boreal toad

Jessica Ulysses Grant

Boreal toads were once common in the western part of the United States. Today, the toads, and many other amphibians, are under attack from a deadly skin disease known as chytrid fungus, which limits their ability to obtain oxygen and may lead to cardiac arrest. But somehow toads found in Western Wyoming appear to be fighting back against the disease.

Jessica Ulysses Grant

Chytrid fungus is a deadly disease that infects amphibians worldwide, and it's considered the worst infectious disease in the history of vertebrates. Once infected, amphibian populations often see drastic declines and sometimes even go extinct.

Various ecological groups in the Rocky Mountain region have joined together to sue the U.S. Fish and Wildlife Service for failing to list the boreal toad as endangered.
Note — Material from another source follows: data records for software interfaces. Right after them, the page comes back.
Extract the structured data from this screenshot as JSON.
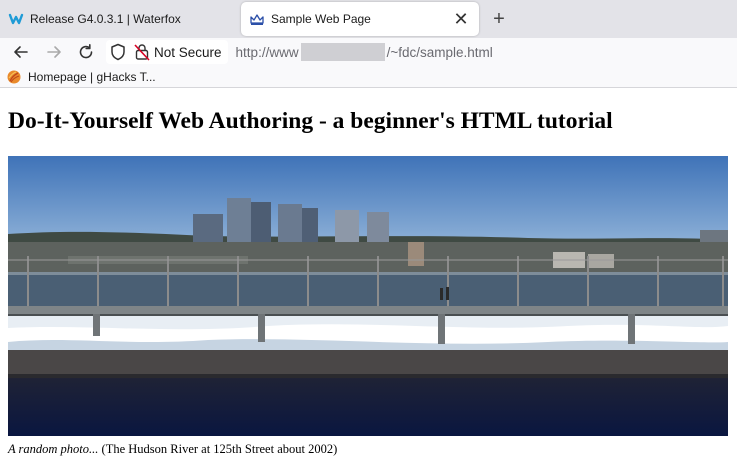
{
  "tabs": [
    {
      "title": "Release G4.0.3.1 | Waterfox",
      "icon": "waterfox-icon",
      "active": false
    },
    {
      "title": "Sample Web Page",
      "icon": "crown-icon",
      "active": true
    }
  ],
  "nav": {
    "security_label": "Not Secure",
    "url_prefix": "http://www",
    "url_suffix": "/~fdc/sample.html"
  },
  "bookmarks": [
    {
      "label": "Homepage | gHacks T...",
      "icon": "ghacks-icon"
    }
  ],
  "page": {
    "heading": "Do-It-Yourself Web Authoring - a beginner's HTML tutorial",
    "caption_italic": "A random photo...",
    "caption_rest": " (The Hudson River at 125th Street about 2002)"
  },
  "colors": {
    "tabstrip": "#e3e3e8",
    "toolbar": "#f9f9fb",
    "sky": "#5d8dc8",
    "water": "#4a5f74",
    "road": "#0d1c3e"
  }
}
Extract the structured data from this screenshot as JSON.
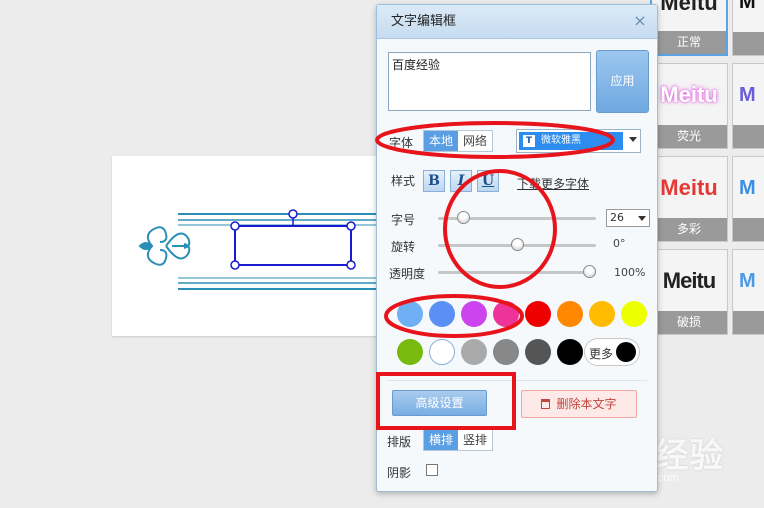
{
  "dialog": {
    "title": "文字编辑框",
    "text_value": "百度经验",
    "apply_label": "应用",
    "font_label": "字体",
    "font_source_tabs": [
      "本地",
      "网络"
    ],
    "font_selected": "微软雅黑",
    "style_label": "样式",
    "bold_label": "B",
    "italic_label": "I",
    "underline_label": "U",
    "download_fonts_label": "下载更多字体",
    "size_label": "字号",
    "size_value": "26",
    "rotate_label": "旋转",
    "rotate_value": "0°",
    "opacity_label": "透明度",
    "opacity_value": "100%",
    "more_colors_label": "更多",
    "advanced_label": "高级设置",
    "delete_label": "删除本文字",
    "layout_label": "排版",
    "layout_tabs": [
      "横排",
      "竖排"
    ],
    "shadow_label": "阴影"
  },
  "sliders": {
    "size_fraction": 0.13,
    "rotate_fraction": 0.5,
    "opacity_fraction": 1.0
  },
  "colors": {
    "row1": [
      "#6fb0f5",
      "#5b8ff5",
      "#cc44ee",
      "#ee3399",
      "#ee0000",
      "#ff8800",
      "#ffbb00",
      "#eeff00"
    ],
    "row2": [
      "#77bb11",
      "#ffffff",
      "#aaaaaa",
      "#888888",
      "#555555",
      "#000000"
    ],
    "more_dot": "#000000"
  },
  "style_tiles": [
    {
      "text": "Meitu",
      "label": "正常"
    },
    {
      "text": "Meitu",
      "label": "荧光"
    },
    {
      "text": "Meitu",
      "label": "多彩"
    },
    {
      "text": "Meitu",
      "label": "破损"
    }
  ],
  "watermark": {
    "text": "Bai 经验",
    "url": "jingyan.baidu.com"
  }
}
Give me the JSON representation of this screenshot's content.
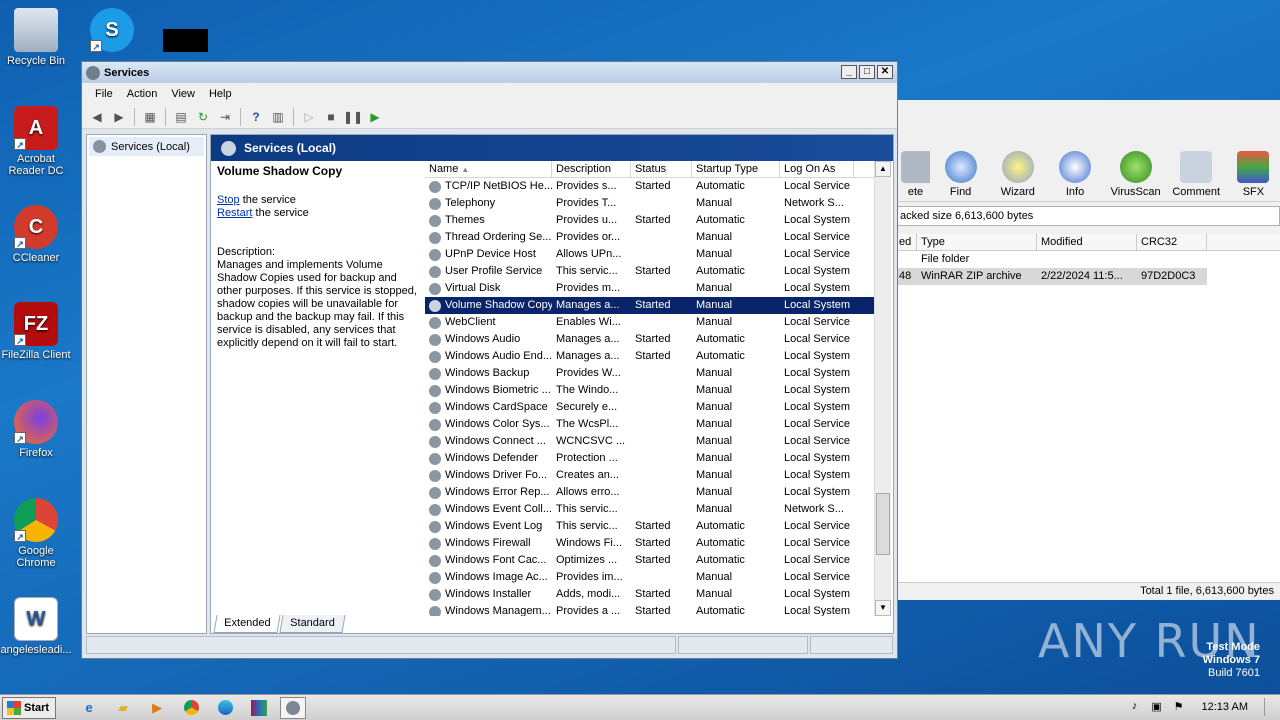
{
  "desktop": {
    "icons": [
      {
        "label": "Recycle Bin",
        "icon": "recycle-bin-icon"
      },
      {
        "label": "Acrobat Reader DC",
        "icon": "acrobat-icon"
      },
      {
        "label": "CCleaner",
        "icon": "ccleaner-icon"
      },
      {
        "label": "FileZilla Client",
        "icon": "filezilla-icon"
      },
      {
        "label": "Firefox",
        "icon": "firefox-icon"
      },
      {
        "label": "Google Chrome",
        "icon": "chrome-icon"
      },
      {
        "label": "angelesleadi...",
        "icon": "word-doc-icon"
      }
    ],
    "skype_icon": "skype-icon",
    "watermark": {
      "line1": "Test Mode",
      "line2": "Windows 7",
      "line3": "Build 7601"
    },
    "anyrun_logo": "ANY RUN"
  },
  "winrar": {
    "tools": [
      {
        "label": "ete",
        "icon": "delete-icon"
      },
      {
        "label": "Find",
        "icon": "find-icon"
      },
      {
        "label": "Wizard",
        "icon": "wizard-icon"
      },
      {
        "label": "Info",
        "icon": "info-icon"
      },
      {
        "label": "VirusScan",
        "icon": "virusscan-icon"
      },
      {
        "label": "Comment",
        "icon": "comment-icon"
      },
      {
        "label": "SFX",
        "icon": "sfx-icon"
      }
    ],
    "path_text": "acked size 6,613,600 bytes",
    "columns": [
      "ed",
      "Type",
      "Modified",
      "CRC32"
    ],
    "rows": [
      {
        "size": "",
        "type": "File folder",
        "modified": "",
        "crc": ""
      },
      {
        "size": "48",
        "type": "WinRAR ZIP archive",
        "modified": "2/22/2024 11:5...",
        "crc": "97D2D0C3"
      }
    ],
    "status": "Total 1 file, 6,613,600 bytes"
  },
  "services": {
    "title": "Services",
    "menu": [
      "File",
      "Action",
      "View",
      "Help"
    ],
    "tree_item": "Services (Local)",
    "pane_title": "Services (Local)",
    "selected_service": "Volume Shadow Copy",
    "stop_link": "Stop",
    "stop_suffix": " the service",
    "restart_link": "Restart",
    "restart_suffix": " the service",
    "desc_label": "Description:",
    "description": "Manages and implements Volume Shadow Copies used for backup and other purposes. If this service is stopped, shadow copies will be unavailable for backup and the backup may fail. If this service is disabled, any services that explicitly depend on it will fail to start.",
    "columns": [
      "Name",
      "Description",
      "Status",
      "Startup Type",
      "Log On As"
    ],
    "rows": [
      [
        "TCP/IP NetBIOS He...",
        "Provides s...",
        "Started",
        "Automatic",
        "Local Service"
      ],
      [
        "Telephony",
        "Provides T...",
        "",
        "Manual",
        "Network S..."
      ],
      [
        "Themes",
        "Provides u...",
        "Started",
        "Automatic",
        "Local System"
      ],
      [
        "Thread Ordering Se...",
        "Provides or...",
        "",
        "Manual",
        "Local Service"
      ],
      [
        "UPnP Device Host",
        "Allows UPn...",
        "",
        "Manual",
        "Local Service"
      ],
      [
        "User Profile Service",
        "This servic...",
        "Started",
        "Automatic",
        "Local System"
      ],
      [
        "Virtual Disk",
        "Provides m...",
        "",
        "Manual",
        "Local System"
      ],
      [
        "Volume Shadow Copy",
        "Manages a...",
        "Started",
        "Manual",
        "Local System"
      ],
      [
        "WebClient",
        "Enables Wi...",
        "",
        "Manual",
        "Local Service"
      ],
      [
        "Windows Audio",
        "Manages a...",
        "Started",
        "Automatic",
        "Local Service"
      ],
      [
        "Windows Audio End...",
        "Manages a...",
        "Started",
        "Automatic",
        "Local System"
      ],
      [
        "Windows Backup",
        "Provides W...",
        "",
        "Manual",
        "Local System"
      ],
      [
        "Windows Biometric ...",
        "The Windo...",
        "",
        "Manual",
        "Local System"
      ],
      [
        "Windows CardSpace",
        "Securely e...",
        "",
        "Manual",
        "Local System"
      ],
      [
        "Windows Color Sys...",
        "The WcsPl...",
        "",
        "Manual",
        "Local Service"
      ],
      [
        "Windows Connect ...",
        "WCNCSVC ...",
        "",
        "Manual",
        "Local Service"
      ],
      [
        "Windows Defender",
        "Protection ...",
        "",
        "Manual",
        "Local System"
      ],
      [
        "Windows Driver Fo...",
        "Creates an...",
        "",
        "Manual",
        "Local System"
      ],
      [
        "Windows Error Rep...",
        "Allows erro...",
        "",
        "Manual",
        "Local System"
      ],
      [
        "Windows Event Coll...",
        "This servic...",
        "",
        "Manual",
        "Network S..."
      ],
      [
        "Windows Event Log",
        "This servic...",
        "Started",
        "Automatic",
        "Local Service"
      ],
      [
        "Windows Firewall",
        "Windows Fi...",
        "Started",
        "Automatic",
        "Local Service"
      ],
      [
        "Windows Font Cac...",
        "Optimizes ...",
        "Started",
        "Automatic",
        "Local Service"
      ],
      [
        "Windows Image Ac...",
        "Provides im...",
        "",
        "Manual",
        "Local Service"
      ],
      [
        "Windows Installer",
        "Adds, modi...",
        "Started",
        "Manual",
        "Local System"
      ],
      [
        "Windows Managem...",
        "Provides a ...",
        "Started",
        "Automatic",
        "Local System"
      ]
    ],
    "selected_index": 7,
    "tabs": [
      "Extended",
      "Standard"
    ]
  },
  "taskbar": {
    "start_label": "Start",
    "apps": [
      "ie-icon",
      "explorer-icon",
      "media-player-icon",
      "chrome-icon",
      "edge-icon",
      "winrar-icon",
      "services-icon"
    ],
    "clock": "12:13 AM"
  }
}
Once populating much of the coniferous forests of the Western United States, the boreal toad’s numbers have plummeted in the last two decades. Currently, the amphibian is only found in 1% of its original breeding area in the Southern Rockies.